** Opening The data block **

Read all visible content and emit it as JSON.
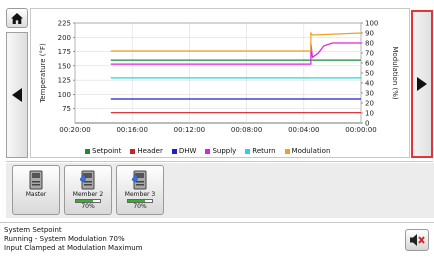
{
  "nav": {
    "home_icon": "home-icon",
    "prev_icon": "triangle-left-icon",
    "next_icon": "triangle-right-icon"
  },
  "chart_data": {
    "type": "line",
    "x_ticks": [
      "00:20:00",
      "00:16:00",
      "00:12:00",
      "00:08:00",
      "00:04:00",
      "00:00:00"
    ],
    "ylabel": "Temperature (°F)",
    "y2label": "Modulation (%)",
    "ylim": [
      50,
      225
    ],
    "y_ticks": [
      75,
      100,
      125,
      150,
      175,
      200,
      225
    ],
    "y2lim": [
      0,
      100
    ],
    "y2_ticks": [
      0,
      10,
      20,
      30,
      40,
      50,
      60,
      70,
      80,
      90,
      100
    ],
    "grid": true,
    "legend_position": "bottom",
    "series": [
      {
        "name": "Setpoint",
        "color": "#1a8a3a",
        "axis": "left",
        "values": [
          [
            -17.5,
            160
          ],
          [
            0,
            160
          ]
        ]
      },
      {
        "name": "Header",
        "color": "#d22020",
        "axis": "left",
        "values": [
          [
            -17.5,
            68
          ],
          [
            0,
            68
          ]
        ]
      },
      {
        "name": "DHW",
        "color": "#2020c8",
        "axis": "left",
        "values": [
          [
            -17.5,
            92
          ],
          [
            0,
            92
          ]
        ]
      },
      {
        "name": "Supply",
        "color": "#e020e0",
        "axis": "left",
        "values": [
          [
            -17.5,
            153
          ],
          [
            -3.5,
            153
          ],
          [
            -3.5,
            190
          ],
          [
            -3.4,
            165
          ],
          [
            -3.0,
            172
          ],
          [
            -2.6,
            185
          ],
          [
            -2.0,
            190
          ],
          [
            0,
            190
          ]
        ]
      },
      {
        "name": "Return",
        "color": "#20d8d8",
        "axis": "left",
        "values": [
          [
            -17.5,
            129
          ],
          [
            0,
            129
          ]
        ]
      },
      {
        "name": "Modulation",
        "color": "#f0a020",
        "axis": "right",
        "values": [
          [
            -17.5,
            72
          ],
          [
            -3.5,
            72
          ],
          [
            -3.5,
            90
          ],
          [
            -3.4,
            88
          ],
          [
            0,
            90
          ]
        ]
      }
    ]
  },
  "members": [
    {
      "label": "Master",
      "has_bar": false,
      "modulation": null,
      "pct_text": ""
    },
    {
      "label": "Member 2",
      "has_bar": true,
      "modulation": 70,
      "pct_text": "70%"
    },
    {
      "label": "Member 3",
      "has_bar": true,
      "modulation": 70,
      "pct_text": "70%"
    }
  ],
  "status": {
    "line1": "System Setpoint",
    "line2": "Running - System Modulation 70%",
    "line3": "Input Clamped at Modulation Maximum"
  },
  "mute_icon": "speaker-mute-icon"
}
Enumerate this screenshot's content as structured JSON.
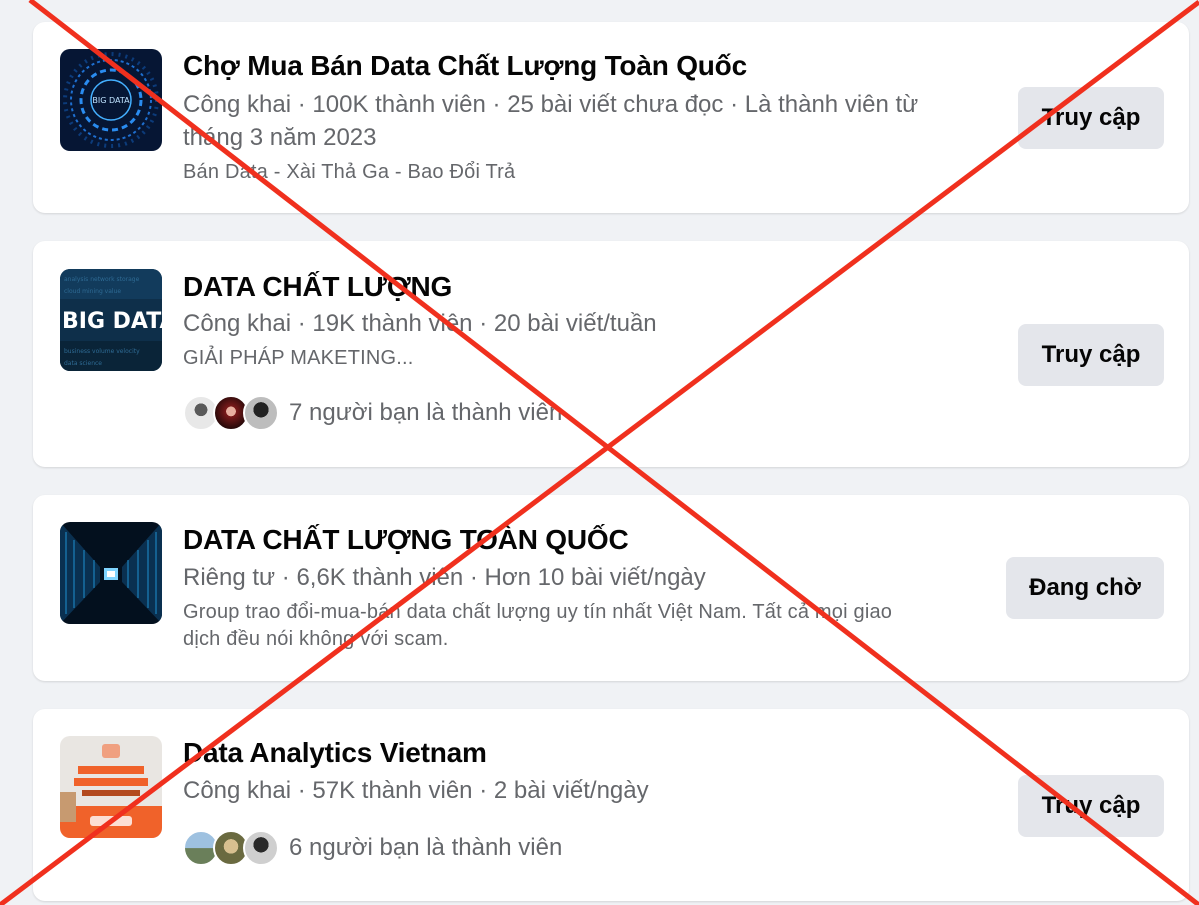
{
  "groups": [
    {
      "name": "Chợ Mua Bán Data Chất Lượng Toàn Quốc",
      "meta_line1": "Công khai · 100K thành viên · 25 bài viết chưa đọc · Là thành viên từ",
      "meta_line2": "tháng 3 năm 2023",
      "description": "Bán Data - Xài Thả Ga - Bao Đổi Trả",
      "thumbnail_text": "BIG DATA",
      "button": "Truy cập"
    },
    {
      "name": "DATA CHẤT LƯỢNG",
      "meta_line1": "Công khai · 19K thành viên · 20 bài viết/tuần",
      "description": "GIẢI PHÁP MAKETING...",
      "thumbnail_text": "BIG DATA",
      "friends": "7 người bạn là thành viên",
      "button": "Truy cập"
    },
    {
      "name": "DATA CHẤT LƯỢNG TOÀN QUỐC",
      "meta_line1": "Riêng tư · 6,6K thành viên · Hơn 10 bài viết/ngày",
      "description_line1": "Group trao đổi-mua-bán data chất lượng uy tín nhất Việt Nam. Tất cả mọi giao",
      "description_line2": "dịch đều nói không với scam.",
      "button": "Đang chờ"
    },
    {
      "name": "Data Analytics Vietnam",
      "meta_line1": "Công khai · 57K thành viên · 2 bài viết/ngày",
      "friends": "6 người bạn là thành viên",
      "button": "Truy cập"
    }
  ],
  "colors": {
    "page_bg": "#f0f2f5",
    "card_bg": "#ffffff",
    "button_bg": "#e4e6eb",
    "secondary_text": "#65676b",
    "cross_overlay": "#f0301e"
  }
}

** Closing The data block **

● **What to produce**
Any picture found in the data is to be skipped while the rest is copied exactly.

● **Answer to this task**
Read all visible content and emit it as JSON.
{
  "nav": {
    "home_icon": "home-icon",
    "prev_icon": "triangle-left-icon",
    "next_icon": "triangle-right-icon"
  },
  "chart_data": {
    "type": "line",
    "x_ticks": [
      "00:20:00",
      "00:16:00",
      "00:12:00",
      "00:08:00",
      "00:04:00",
      "00:00:00"
    ],
    "ylabel": "Temperature (°F)",
    "y2label": "Modulation (%)",
    "ylim": [
      50,
      225
    ],
    "y_ticks": [
      75,
      100,
      125,
      150,
      175,
      200,
      225
    ],
    "y2lim": [
      0,
      100
    ],
    "y2_ticks": [
      0,
      10,
      20,
      30,
      40,
      50,
      60,
      70,
      80,
      90,
      100
    ],
    "grid": true,
    "legend_position": "bottom",
    "series": [
      {
        "name": "Setpoint",
        "color": "#1a8a3a",
        "axis": "left",
        "values": [
          [
            -17.5,
            160
          ],
          [
            0,
            160
          ]
        ]
      },
      {
        "name": "Header",
        "color": "#d22020",
        "axis": "left",
        "values": [
          [
            -17.5,
            68
          ],
          [
            0,
            68
          ]
        ]
      },
      {
        "name": "DHW",
        "color": "#2020c8",
        "axis": "left",
        "values": [
          [
            -17.5,
            92
          ],
          [
            0,
            92
          ]
        ]
      },
      {
        "name": "Supply",
        "color": "#e020e0",
        "axis": "left",
        "values": [
          [
            -17.5,
            153
          ],
          [
            -3.5,
            153
          ],
          [
            -3.5,
            190
          ],
          [
            -3.4,
            165
          ],
          [
            -3.0,
            172
          ],
          [
            -2.6,
            185
          ],
          [
            -2.0,
            190
          ],
          [
            0,
            190
          ]
        ]
      },
      {
        "name": "Return",
        "color": "#20d8d8",
        "axis": "left",
        "values": [
          [
            -17.5,
            129
          ],
          [
            0,
            129
          ]
        ]
      },
      {
        "name": "Modulation",
        "color": "#f0a020",
        "axis": "right",
        "values": [
          [
            -17.5,
            72
          ],
          [
            -3.5,
            72
          ],
          [
            -3.5,
            90
          ],
          [
            -3.4,
            88
          ],
          [
            0,
            90
          ]
        ]
      }
    ]
  },
  "members": [
    {
      "label": "Master",
      "has_bar": false,
      "modulation": null,
      "pct_text": ""
    },
    {
      "label": "Member 2",
      "has_bar": true,
      "modulation": 70,
      "pct_text": "70%"
    },
    {
      "label": "Member 3",
      "has_bar": true,
      "modulation": 70,
      "pct_text": "70%"
    }
  ],
  "status": {
    "line1": "System Setpoint",
    "line2": "Running - System Modulation 70%",
    "line3": "Input Clamped at Modulation Maximum"
  },
  "mute_icon": "speaker-mute-icon"
}
Enumerate this screenshot's content as structured JSON.
{
  "groups": [
    {
      "name": "Chợ Mua Bán Data Chất Lượng Toàn Quốc",
      "meta_line1": "Công khai · 100K thành viên · 25 bài viết chưa đọc · Là thành viên từ",
      "meta_line2": "tháng 3 năm 2023",
      "description": "Bán Data - Xài Thả Ga - Bao Đổi Trả",
      "thumbnail_text": "BIG DATA",
      "button": "Truy cập"
    },
    {
      "name": "DATA CHẤT LƯỢNG",
      "meta_line1": "Công khai · 19K thành viên · 20 bài viết/tuần",
      "description": "GIẢI PHÁP MAKETING...",
      "thumbnail_text": "BIG DATA",
      "friends": "7 người bạn là thành viên",
      "button": "Truy cập"
    },
    {
      "name": "DATA CHẤT LƯỢNG TOÀN QUỐC",
      "meta_line1": "Riêng tư · 6,6K thành viên · Hơn 10 bài viết/ngày",
      "description_line1": "Group trao đổi-mua-bán data chất lượng uy tín nhất Việt Nam. Tất cả mọi giao",
      "description_line2": "dịch đều nói không với scam.",
      "button": "Đang chờ"
    },
    {
      "name": "Data Analytics Vietnam",
      "meta_line1": "Công khai · 57K thành viên · 2 bài viết/ngày",
      "friends": "6 người bạn là thành viên",
      "button": "Truy cập"
    }
  ],
  "colors": {
    "page_bg": "#f0f2f5",
    "card_bg": "#ffffff",
    "button_bg": "#e4e6eb",
    "secondary_text": "#65676b",
    "cross_overlay": "#f0301e"
  }
}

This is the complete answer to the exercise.